<<<<

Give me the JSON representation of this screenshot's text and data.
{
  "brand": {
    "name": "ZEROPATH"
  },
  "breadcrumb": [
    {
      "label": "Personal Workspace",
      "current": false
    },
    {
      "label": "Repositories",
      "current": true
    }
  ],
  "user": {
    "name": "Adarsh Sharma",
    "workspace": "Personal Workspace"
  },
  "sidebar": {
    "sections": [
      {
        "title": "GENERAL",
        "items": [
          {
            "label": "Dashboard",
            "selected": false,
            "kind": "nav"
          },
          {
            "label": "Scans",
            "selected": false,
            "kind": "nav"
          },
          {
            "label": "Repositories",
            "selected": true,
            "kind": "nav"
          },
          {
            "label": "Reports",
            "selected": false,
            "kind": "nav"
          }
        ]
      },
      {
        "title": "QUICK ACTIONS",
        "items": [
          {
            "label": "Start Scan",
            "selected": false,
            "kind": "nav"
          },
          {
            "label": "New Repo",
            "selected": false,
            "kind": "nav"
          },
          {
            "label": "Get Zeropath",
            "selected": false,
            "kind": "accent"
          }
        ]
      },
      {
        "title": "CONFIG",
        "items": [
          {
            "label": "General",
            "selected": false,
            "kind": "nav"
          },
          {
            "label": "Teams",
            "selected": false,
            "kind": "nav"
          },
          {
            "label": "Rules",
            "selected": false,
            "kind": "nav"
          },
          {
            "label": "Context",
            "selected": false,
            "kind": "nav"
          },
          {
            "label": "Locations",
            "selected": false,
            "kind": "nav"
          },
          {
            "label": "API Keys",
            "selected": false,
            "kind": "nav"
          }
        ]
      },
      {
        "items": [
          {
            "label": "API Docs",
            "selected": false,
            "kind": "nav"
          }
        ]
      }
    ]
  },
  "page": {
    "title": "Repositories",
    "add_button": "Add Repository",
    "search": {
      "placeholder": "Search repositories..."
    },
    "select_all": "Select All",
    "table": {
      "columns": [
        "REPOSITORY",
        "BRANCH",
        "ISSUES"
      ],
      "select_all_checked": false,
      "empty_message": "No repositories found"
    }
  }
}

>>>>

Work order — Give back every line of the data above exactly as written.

Response area —
Give me the JSON representation of this screenshot's text and data.
{
  "brand": {
    "name": "ZEROPATH"
  },
  "breadcrumb": [
    {
      "label": "Personal Workspace",
      "current": false
    },
    {
      "label": "Repositories",
      "current": true
    }
  ],
  "user": {
    "name": "Adarsh Sharma",
    "workspace": "Personal Workspace"
  },
  "sidebar": {
    "sections": [
      {
        "title": "GENERAL",
        "items": [
          {
            "label": "Dashboard",
            "selected": false,
            "kind": "nav"
          },
          {
            "label": "Scans",
            "selected": false,
            "kind": "nav"
          },
          {
            "label": "Repositories",
            "selected": true,
            "kind": "nav"
          },
          {
            "label": "Reports",
            "selected": false,
            "kind": "nav"
          }
        ]
      },
      {
        "title": "QUICK ACTIONS",
        "items": [
          {
            "label": "Start Scan",
            "selected": false,
            "kind": "nav"
          },
          {
            "label": "New Repo",
            "selected": false,
            "kind": "nav"
          },
          {
            "label": "Get Zeropath",
            "selected": false,
            "kind": "accent"
          }
        ]
      },
      {
        "title": "CONFIG",
        "items": [
          {
            "label": "General",
            "selected": false,
            "kind": "nav"
          },
          {
            "label": "Teams",
            "selected": false,
            "kind": "nav"
          },
          {
            "label": "Rules",
            "selected": false,
            "kind": "nav"
          },
          {
            "label": "Context",
            "selected": false,
            "kind": "nav"
          },
          {
            "label": "Locations",
            "selected": false,
            "kind": "nav"
          },
          {
            "label": "API Keys",
            "selected": false,
            "kind": "nav"
          }
        ]
      },
      {
        "items": [
          {
            "label": "API Docs",
            "selected": false,
            "kind": "nav"
          }
        ]
      }
    ]
  },
  "page": {
    "title": "Repositories",
    "add_button": "Add Repository",
    "search": {
      "placeholder": "Search repositories..."
    },
    "select_all": "Select All",
    "table": {
      "columns": [
        "REPOSITORY",
        "BRANCH",
        "ISSUES"
      ],
      "select_all_checked": false,
      "empty_message": "No repositories found"
    }
  }
}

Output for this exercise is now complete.